BHT was easily degraded in aquatic environments into numerous polar intermediates and none of them were accumulated in aquatic organisms as compared with other environmental contaminants which were observed to accumulate.

The BCF values determined for BHT and its metabolites after a 28 -day exposure period ranged from 2 -17 in fish. However, this study exhibits methodological deficiencies concerning number of exposed test organism and analytical test procedure.

Endpoint:
bioaccumulation in aquatic species: fish
Type of information:
experimental study
Adequacy of study:
weight of evidence
Reliability:
4 (not assignable)
Rationale for reliability incl. deficiencies:
secondary literature
Remarks:
The bioaccumulation of BHT in fish was determined in a test according to OECD guideline 305C. However, no explanation of the high variation of results is given and no details on analytical monitoring are provided although it is stated that the test water is analyses twice a week.
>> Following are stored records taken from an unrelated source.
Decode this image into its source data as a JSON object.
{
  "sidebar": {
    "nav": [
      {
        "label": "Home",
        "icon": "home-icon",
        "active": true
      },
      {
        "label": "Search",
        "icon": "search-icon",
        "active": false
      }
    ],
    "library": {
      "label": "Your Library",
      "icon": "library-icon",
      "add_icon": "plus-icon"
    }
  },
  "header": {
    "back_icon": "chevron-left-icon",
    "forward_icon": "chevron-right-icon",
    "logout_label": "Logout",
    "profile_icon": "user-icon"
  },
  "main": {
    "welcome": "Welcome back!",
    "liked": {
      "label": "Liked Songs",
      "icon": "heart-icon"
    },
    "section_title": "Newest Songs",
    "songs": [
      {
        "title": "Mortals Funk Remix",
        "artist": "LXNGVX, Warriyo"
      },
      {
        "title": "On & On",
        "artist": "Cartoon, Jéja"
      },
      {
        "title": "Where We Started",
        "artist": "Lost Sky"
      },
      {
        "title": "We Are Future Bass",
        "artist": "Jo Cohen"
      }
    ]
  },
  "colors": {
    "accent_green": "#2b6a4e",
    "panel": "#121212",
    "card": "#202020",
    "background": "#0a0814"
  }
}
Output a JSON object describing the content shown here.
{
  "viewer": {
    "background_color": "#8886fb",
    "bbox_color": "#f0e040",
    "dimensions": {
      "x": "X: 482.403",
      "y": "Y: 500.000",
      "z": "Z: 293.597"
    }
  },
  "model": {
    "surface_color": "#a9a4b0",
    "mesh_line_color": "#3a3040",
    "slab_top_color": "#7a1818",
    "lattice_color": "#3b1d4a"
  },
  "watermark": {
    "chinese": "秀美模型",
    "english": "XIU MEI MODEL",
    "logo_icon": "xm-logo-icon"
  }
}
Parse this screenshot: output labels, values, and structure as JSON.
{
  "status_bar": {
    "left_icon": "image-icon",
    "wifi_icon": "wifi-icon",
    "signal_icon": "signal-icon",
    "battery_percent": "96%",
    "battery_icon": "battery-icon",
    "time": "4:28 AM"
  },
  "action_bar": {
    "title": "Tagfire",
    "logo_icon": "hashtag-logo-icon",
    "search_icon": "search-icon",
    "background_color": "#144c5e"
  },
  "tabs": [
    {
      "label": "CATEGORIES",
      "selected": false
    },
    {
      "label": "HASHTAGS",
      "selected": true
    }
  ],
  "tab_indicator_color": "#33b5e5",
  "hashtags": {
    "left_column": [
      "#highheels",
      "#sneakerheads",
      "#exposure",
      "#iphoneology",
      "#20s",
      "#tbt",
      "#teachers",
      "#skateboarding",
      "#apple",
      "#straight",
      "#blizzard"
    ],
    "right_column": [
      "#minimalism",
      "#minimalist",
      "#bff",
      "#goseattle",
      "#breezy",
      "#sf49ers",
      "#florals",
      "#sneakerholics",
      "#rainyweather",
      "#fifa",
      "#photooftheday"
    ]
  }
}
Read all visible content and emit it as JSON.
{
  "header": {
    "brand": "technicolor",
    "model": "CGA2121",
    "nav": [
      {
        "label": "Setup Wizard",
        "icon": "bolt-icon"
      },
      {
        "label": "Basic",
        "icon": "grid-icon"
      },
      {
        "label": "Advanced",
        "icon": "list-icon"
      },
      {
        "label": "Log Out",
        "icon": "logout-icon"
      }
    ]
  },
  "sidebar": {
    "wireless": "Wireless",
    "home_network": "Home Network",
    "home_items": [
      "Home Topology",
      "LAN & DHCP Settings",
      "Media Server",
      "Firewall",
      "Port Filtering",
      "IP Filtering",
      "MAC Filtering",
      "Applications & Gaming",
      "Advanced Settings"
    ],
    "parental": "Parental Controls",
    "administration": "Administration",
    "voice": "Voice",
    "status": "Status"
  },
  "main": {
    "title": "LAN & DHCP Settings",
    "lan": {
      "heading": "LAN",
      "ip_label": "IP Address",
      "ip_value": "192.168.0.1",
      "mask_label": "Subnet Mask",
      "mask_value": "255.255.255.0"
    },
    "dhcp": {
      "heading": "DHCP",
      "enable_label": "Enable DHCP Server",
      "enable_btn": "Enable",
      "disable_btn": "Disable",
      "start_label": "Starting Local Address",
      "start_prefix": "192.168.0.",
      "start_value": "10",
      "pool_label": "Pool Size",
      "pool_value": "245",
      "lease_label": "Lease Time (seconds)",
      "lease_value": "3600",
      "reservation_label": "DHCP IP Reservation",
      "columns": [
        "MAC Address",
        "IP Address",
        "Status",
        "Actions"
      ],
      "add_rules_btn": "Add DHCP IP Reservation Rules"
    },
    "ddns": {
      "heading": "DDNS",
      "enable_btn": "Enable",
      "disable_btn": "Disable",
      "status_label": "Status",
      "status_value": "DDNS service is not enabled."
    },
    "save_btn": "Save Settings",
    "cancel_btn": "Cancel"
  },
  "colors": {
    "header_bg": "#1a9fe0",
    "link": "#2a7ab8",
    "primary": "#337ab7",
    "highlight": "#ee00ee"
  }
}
The report is not available. The information is taken into account for the weight of evidence analysis.
Qualifier:
according to
Guideline:
OECD Guideline 305 C (Bioaccumulation: Test for the Degree of Bioconcentration in Fish)
Deviations:
not specified
GLP compliance:
not specified
Radiolabelling:
not specified
Vehicle:
not specified
Test organisms (species):
Cyprinus carpio
Test type:
flow-through
Water / sediment media type:
natural water: freshwater
Total exposure / uptake duration:
56 d
Test temperature:
25 ºC
Nominal and measured concentrations:
Nominal concentration: 0.05 mg/L
Reference substance (positive control):
not specified
Key result
Conc. / dose:
0.05 mg/L
Type:
BCF
Value:
>= 230 - <= 2 500 dimensionless
Remarks on result:
other: No data on temperature or pH
Validity criteria fulfilled:
not specified
Conclusions:
The bioaccumulation of BHT in fish (Cyprinus carpio) was determined in a test according to OECD guideline 305 C using a concentration of BHT of 0.05 mg/l. Bioconcentration factors (BCF) in the range of 230 - 2500 after 56 days were reported. No explanation of the high variation of results is given and only a general test procedure without mentioning analytical details is reported.
Executive summary:

The bioaccumulation of BHT in fish (Cyprinus carpio) was determined in a test according to OECD guideline 305 C using a concentration of BHT of 0.05 mg/l. Bioconcentration factors (BCF) in the range of 230 - 2500 after 56 days were reported. No explanation of the high variation of results is given and only a general test procedure without mentioning analytical details is reported.

Description of key information

MITI study: The bioaccumulation of BHT in fish (Cyprinus carpio) was determined in a test according to OECD guideline 305 C using a concentration of BHT of 0.05 mg/l. Bioconcentration factors (BCF) in the range of 230 - 2500 after 56 days were reported. No explanation of the high variation of results is given and only a general test procedure without mentioning analytical details is reported.

Based on the estimated results using EPI-Suite, the BCF is 598.4.

Experimental results from a scientific article: The BCF values determined after a 28 -day exposure period were 2 -17 for fish. However, this study exhibits methodological deficiencies concerning number of exposed test organism and analytical test procedure.

BHT was easily degraded in aquatic environments into numerous polar intermediates and none of them were accumulated in aquatic organisms as compared with other environmental contaminants which were observed to accumulate.

Key value for chemical safety assessment

BCF (aquatic species):
598.4 L/kg ww

Additional information

Weight of evidence: Experimental results from a MITI study and estimated results using EPI-Suite.